- You can track theft and work on strategies to minimise it within your organisation.
- You can create reports that highlight purchasing trends, allowing you to better manage stock in the future.
How does inventory management affect your profits?
Good inventory management is crucial for maximising business profits and is usually a very careful balancing act. Ordering too much or too little can be damaging to your profits in a number of ways. Here’s how:
How an OVER supply of stock can cost you money
- A large amount of stock takes up space and will be costing you money in storage and maintenance.
- You may end up selling the stock at a heavily discounted rate in order to move it.
- The capital you spend on big orders can’t be used to invest in other things, or to simply collect interest in your bank account.
How an UNDER supply of stock can cost you money
- Ordering too little means you may run out of stock and miss out on potential sales.
- Not meeting the demands of your customers can cause them to lose confidence in your service.
- Customers may turn to your competitors for the product you couldn’t provide, which risks future sales, too.
- Generally, the larger the order of stock, the cheaper it is for the business. If you’re placing multiple small orders of the same product, you could lose out on bulk buying discounts.
Which industries use inventory management systems?
Inventory management is used across the retail, hospitality, manufacturing, and shipping industries. Basically any business involved in the delivery of a physical product to a customer should be using an inventory management system.
Inventory management methods
So, how exactly do businesses execute good inventory management? There are a variety of ways to tackle it and some don’t even require that you store your product onsite. As usual, each method will suit different businesses for different reasons. Here are some of the most common methods used today:
- Just in time (JIT): This method is popular due to its ability to reduce storage costs. As the name suggests, orders are put through for new stock right before it is needed. The downside to JIT is that if your supplier is delayed and can’t deliver stock on time, it could disrupt your production process.
- Accurate Response: Accurate response relies on good forecasting to dictate orders. This is great if you have the right data, a good analyst and a fairly predictable sales cycle. However, this method can be risky if you have not been operating long and data is not conclusive.
- Drop shipping: If you have a drop shipping agreement you’re able to pass on orders to a manufacturer or wholesaler and have products sent directly from their warehouses to the customer.
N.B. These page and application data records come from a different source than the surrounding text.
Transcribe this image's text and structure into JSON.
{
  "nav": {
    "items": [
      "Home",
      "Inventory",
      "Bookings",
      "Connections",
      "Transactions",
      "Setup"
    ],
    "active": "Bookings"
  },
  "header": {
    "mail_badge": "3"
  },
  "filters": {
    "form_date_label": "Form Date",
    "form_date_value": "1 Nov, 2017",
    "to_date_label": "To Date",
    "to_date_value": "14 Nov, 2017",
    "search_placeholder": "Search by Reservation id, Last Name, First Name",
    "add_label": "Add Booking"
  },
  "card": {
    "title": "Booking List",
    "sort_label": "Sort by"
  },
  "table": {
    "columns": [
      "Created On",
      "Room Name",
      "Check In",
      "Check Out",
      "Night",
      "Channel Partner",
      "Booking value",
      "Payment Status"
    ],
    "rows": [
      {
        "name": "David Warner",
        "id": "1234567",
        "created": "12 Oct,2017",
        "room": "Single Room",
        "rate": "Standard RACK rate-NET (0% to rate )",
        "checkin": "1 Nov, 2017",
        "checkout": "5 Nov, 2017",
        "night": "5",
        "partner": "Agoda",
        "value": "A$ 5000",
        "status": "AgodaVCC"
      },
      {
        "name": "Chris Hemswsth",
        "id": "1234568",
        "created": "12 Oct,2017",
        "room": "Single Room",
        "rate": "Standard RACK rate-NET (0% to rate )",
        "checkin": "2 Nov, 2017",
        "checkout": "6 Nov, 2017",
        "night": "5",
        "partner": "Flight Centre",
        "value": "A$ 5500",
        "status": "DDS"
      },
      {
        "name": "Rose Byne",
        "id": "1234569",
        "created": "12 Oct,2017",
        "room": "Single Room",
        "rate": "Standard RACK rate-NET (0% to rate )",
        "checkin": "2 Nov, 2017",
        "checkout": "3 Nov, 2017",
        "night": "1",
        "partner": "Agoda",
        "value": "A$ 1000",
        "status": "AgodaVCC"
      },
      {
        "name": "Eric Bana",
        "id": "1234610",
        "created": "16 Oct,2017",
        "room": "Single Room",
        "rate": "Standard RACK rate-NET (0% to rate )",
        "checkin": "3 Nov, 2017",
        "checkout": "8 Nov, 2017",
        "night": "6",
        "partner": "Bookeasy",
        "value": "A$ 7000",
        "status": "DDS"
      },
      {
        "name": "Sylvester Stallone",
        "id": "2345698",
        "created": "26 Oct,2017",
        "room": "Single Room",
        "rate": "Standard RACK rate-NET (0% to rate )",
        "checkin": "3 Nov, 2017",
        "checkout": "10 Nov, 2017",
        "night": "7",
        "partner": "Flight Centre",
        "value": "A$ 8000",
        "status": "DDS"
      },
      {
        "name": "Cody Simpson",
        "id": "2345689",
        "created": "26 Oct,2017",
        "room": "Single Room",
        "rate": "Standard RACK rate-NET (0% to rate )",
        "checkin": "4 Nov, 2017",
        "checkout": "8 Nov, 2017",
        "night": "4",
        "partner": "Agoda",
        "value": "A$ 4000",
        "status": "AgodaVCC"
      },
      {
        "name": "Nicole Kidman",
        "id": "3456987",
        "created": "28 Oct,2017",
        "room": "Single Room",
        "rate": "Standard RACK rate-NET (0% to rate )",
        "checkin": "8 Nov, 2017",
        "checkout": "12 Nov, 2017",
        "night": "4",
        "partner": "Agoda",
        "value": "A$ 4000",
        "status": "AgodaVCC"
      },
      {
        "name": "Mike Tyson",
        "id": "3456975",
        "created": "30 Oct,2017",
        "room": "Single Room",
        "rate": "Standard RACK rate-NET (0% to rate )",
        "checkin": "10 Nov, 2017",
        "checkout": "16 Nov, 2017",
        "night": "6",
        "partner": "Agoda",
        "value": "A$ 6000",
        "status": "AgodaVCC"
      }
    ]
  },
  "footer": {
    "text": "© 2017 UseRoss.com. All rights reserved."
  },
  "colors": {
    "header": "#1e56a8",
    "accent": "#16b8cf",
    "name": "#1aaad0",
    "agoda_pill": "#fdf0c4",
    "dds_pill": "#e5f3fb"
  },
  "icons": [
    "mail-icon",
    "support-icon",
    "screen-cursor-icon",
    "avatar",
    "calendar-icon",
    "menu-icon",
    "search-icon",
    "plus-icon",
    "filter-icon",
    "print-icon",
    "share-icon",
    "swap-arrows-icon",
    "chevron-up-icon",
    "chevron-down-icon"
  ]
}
The obvious benefit here is not worrying about storage and other related costs associated with keeping goods onsite. The downside is not having complete control over the order.
- Back ordering: This involves the purchasing of goods only after an order has been placed for them. Obviously, this will only suit certain kinds of businesses where a wait will not interfere with customer satisfaction.
- Bulk ordering: Bulk ordering your stock allows for less frequent orders and savings on shipping. However, you will also have to cover the cost of storing a large volume of materials or product.
Inventory management systems and software
It’s almost impossible to keep track of large amounts of inventory without a good inventory management system. This is such a big topic that we’re dedicating a whole article to choosing the right system for your business, which will be released next week. Hope to catch you then!